*** Information given ***

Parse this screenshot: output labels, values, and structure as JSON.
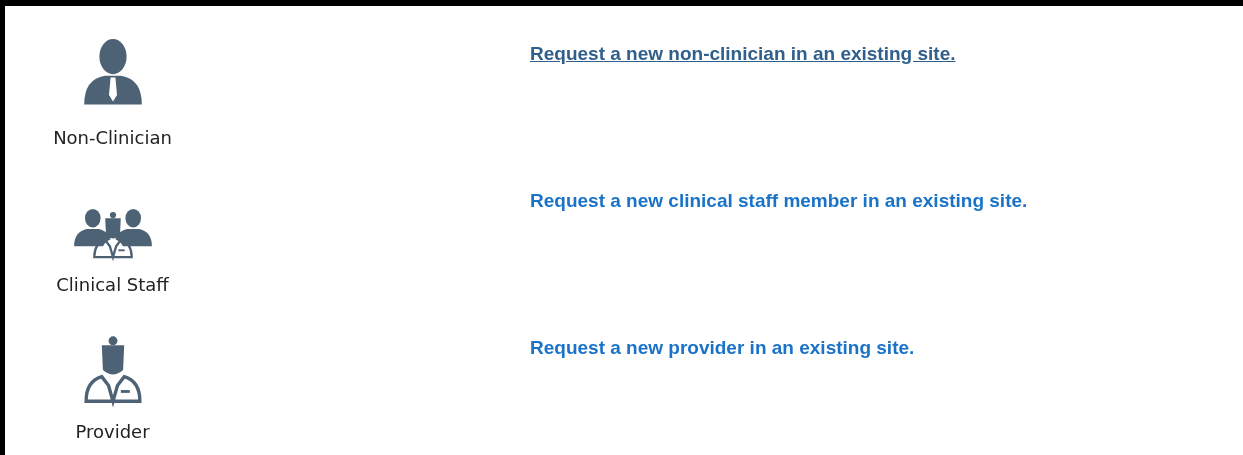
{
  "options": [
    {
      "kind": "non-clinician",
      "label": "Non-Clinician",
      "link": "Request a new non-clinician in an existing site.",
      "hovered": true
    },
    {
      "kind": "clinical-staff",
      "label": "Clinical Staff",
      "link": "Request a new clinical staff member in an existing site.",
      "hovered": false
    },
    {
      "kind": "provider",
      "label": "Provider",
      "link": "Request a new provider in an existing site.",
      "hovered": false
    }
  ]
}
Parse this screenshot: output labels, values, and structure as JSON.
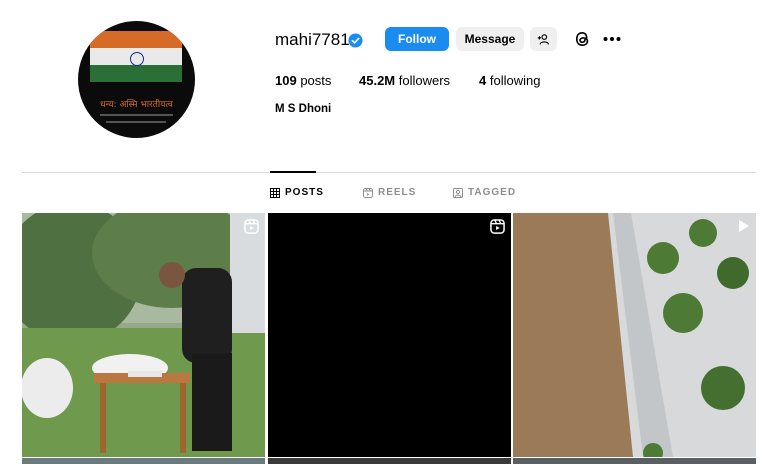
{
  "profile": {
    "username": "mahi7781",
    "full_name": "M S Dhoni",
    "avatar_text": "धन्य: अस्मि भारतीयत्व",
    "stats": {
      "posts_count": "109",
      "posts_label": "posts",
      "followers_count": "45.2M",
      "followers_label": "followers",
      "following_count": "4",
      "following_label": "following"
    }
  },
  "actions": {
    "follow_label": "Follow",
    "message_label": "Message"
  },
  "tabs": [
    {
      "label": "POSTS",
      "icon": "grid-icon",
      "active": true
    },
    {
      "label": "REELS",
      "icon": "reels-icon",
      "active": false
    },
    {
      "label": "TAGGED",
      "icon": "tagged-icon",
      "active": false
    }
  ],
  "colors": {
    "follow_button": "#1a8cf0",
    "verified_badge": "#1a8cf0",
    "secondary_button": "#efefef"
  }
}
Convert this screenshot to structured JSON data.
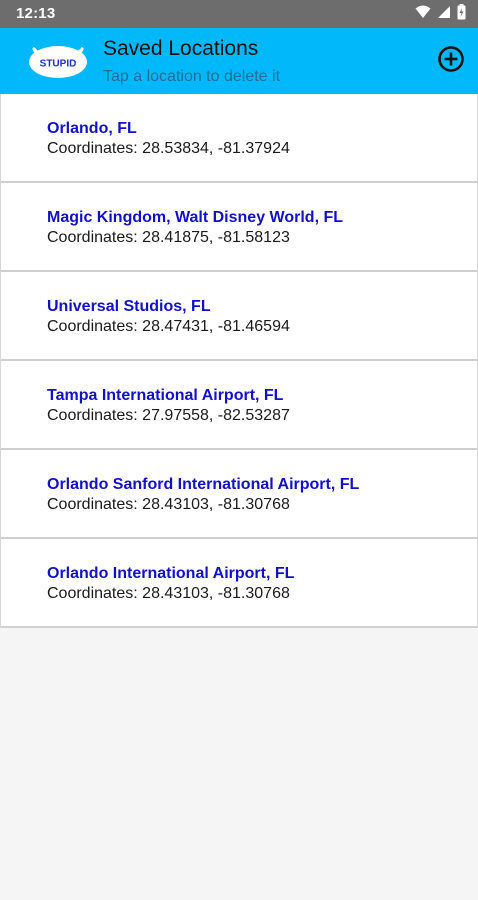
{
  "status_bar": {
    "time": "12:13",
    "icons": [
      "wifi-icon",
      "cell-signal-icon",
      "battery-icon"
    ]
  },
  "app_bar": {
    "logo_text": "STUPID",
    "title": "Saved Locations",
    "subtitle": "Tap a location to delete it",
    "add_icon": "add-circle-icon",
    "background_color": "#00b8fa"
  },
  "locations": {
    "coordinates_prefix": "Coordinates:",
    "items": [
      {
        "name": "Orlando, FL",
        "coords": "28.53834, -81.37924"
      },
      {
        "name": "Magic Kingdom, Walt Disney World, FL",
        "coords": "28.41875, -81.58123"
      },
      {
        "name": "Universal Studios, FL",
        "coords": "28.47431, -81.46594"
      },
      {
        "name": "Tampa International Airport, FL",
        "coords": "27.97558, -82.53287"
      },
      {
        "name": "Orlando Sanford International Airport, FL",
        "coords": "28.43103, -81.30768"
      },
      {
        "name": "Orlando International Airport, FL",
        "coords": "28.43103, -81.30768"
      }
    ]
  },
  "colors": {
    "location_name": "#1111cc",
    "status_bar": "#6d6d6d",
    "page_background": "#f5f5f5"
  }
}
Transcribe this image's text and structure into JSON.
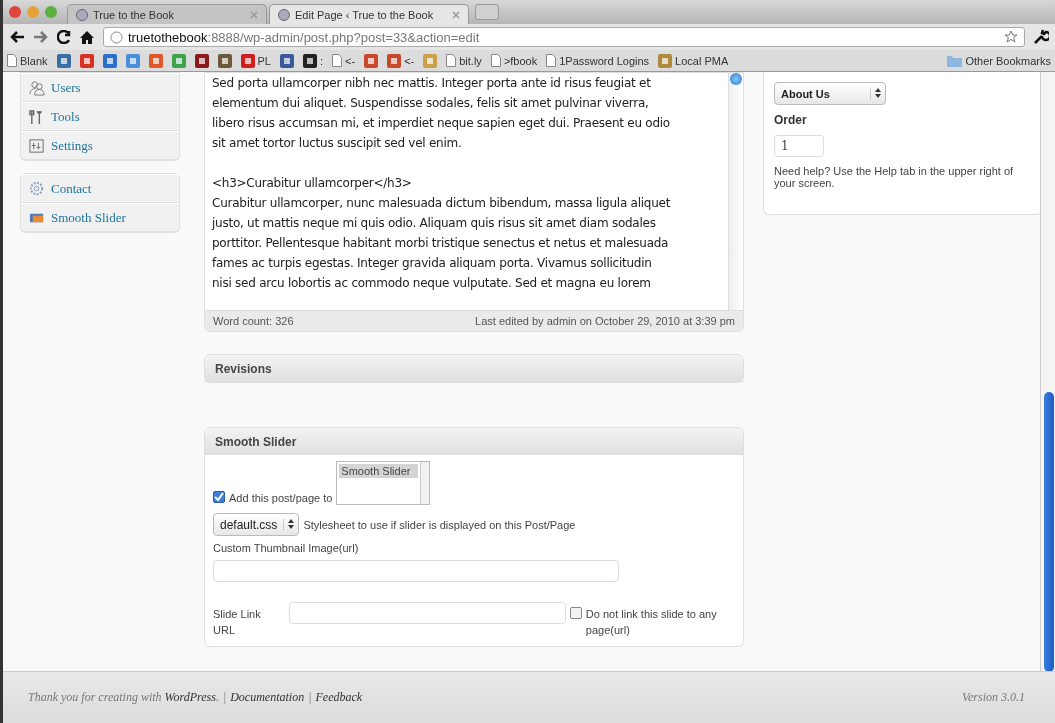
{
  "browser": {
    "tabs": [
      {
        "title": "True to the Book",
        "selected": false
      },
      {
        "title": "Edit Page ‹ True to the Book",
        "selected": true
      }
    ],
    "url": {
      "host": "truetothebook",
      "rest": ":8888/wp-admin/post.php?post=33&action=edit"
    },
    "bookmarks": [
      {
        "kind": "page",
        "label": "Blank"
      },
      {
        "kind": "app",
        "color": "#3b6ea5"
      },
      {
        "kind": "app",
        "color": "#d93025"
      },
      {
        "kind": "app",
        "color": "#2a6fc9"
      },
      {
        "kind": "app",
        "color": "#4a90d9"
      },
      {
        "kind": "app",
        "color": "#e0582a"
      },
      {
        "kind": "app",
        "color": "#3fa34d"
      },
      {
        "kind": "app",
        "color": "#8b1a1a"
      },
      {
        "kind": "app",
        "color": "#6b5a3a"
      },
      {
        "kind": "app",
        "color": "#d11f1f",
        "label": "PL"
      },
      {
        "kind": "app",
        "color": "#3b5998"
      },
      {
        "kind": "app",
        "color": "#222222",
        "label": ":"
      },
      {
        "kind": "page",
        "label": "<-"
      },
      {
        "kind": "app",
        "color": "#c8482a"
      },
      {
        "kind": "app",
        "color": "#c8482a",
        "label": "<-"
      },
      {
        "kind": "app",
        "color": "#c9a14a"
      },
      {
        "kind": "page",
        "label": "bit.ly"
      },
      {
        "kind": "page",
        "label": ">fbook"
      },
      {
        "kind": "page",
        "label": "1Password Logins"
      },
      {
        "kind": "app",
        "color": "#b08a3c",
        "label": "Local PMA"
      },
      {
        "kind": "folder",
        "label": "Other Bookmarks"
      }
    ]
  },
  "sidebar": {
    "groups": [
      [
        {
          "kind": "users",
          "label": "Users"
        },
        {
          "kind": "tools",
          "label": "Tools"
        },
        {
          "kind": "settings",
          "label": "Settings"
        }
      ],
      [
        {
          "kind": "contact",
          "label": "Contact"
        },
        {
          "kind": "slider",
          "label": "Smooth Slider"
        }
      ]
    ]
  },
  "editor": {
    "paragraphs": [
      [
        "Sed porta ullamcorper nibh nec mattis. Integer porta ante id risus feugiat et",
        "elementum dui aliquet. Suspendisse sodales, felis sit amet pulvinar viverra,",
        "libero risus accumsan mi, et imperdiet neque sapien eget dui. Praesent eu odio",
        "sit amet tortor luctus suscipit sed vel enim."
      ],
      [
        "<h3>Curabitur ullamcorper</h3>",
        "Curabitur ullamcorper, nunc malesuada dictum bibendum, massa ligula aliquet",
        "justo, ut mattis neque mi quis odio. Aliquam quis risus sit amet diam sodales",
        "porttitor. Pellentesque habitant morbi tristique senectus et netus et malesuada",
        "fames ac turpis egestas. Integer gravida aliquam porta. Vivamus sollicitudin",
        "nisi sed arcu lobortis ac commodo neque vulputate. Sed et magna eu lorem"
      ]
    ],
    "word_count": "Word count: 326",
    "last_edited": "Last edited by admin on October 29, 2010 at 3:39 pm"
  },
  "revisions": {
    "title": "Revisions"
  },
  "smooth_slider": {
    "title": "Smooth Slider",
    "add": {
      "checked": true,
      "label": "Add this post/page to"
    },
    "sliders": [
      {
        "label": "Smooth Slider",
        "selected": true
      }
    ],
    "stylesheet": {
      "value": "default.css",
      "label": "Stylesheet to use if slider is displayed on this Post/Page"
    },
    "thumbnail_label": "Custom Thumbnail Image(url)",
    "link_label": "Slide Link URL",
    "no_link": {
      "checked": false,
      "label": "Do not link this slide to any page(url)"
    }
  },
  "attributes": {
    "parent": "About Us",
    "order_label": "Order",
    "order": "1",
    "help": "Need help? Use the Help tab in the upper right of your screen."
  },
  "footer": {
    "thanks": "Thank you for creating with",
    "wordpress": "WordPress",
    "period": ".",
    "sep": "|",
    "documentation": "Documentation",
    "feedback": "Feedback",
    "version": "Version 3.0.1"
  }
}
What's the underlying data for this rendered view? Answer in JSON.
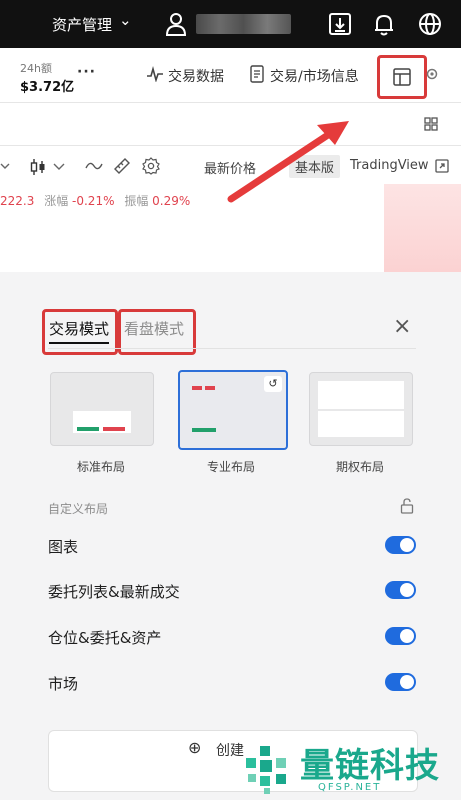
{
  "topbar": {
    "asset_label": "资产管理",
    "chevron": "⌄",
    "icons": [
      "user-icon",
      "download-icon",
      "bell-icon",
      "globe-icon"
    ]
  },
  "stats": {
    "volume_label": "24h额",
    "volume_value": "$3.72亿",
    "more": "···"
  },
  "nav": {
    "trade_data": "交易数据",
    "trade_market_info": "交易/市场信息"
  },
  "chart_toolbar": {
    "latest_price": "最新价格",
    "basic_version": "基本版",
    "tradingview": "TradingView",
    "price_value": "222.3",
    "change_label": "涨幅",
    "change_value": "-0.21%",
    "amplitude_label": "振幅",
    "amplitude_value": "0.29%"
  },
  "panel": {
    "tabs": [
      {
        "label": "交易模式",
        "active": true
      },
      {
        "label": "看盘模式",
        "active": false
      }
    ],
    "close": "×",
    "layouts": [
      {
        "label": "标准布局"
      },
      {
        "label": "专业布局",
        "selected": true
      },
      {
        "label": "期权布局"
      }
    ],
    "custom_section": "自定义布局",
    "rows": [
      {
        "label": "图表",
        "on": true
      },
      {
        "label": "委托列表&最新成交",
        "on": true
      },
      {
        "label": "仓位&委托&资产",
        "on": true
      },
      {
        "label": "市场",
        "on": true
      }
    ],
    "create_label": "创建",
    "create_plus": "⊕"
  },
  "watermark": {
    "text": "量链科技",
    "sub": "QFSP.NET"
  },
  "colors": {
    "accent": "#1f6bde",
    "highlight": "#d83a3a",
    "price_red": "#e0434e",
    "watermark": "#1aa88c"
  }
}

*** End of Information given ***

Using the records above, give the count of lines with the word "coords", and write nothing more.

Exercise solution: 6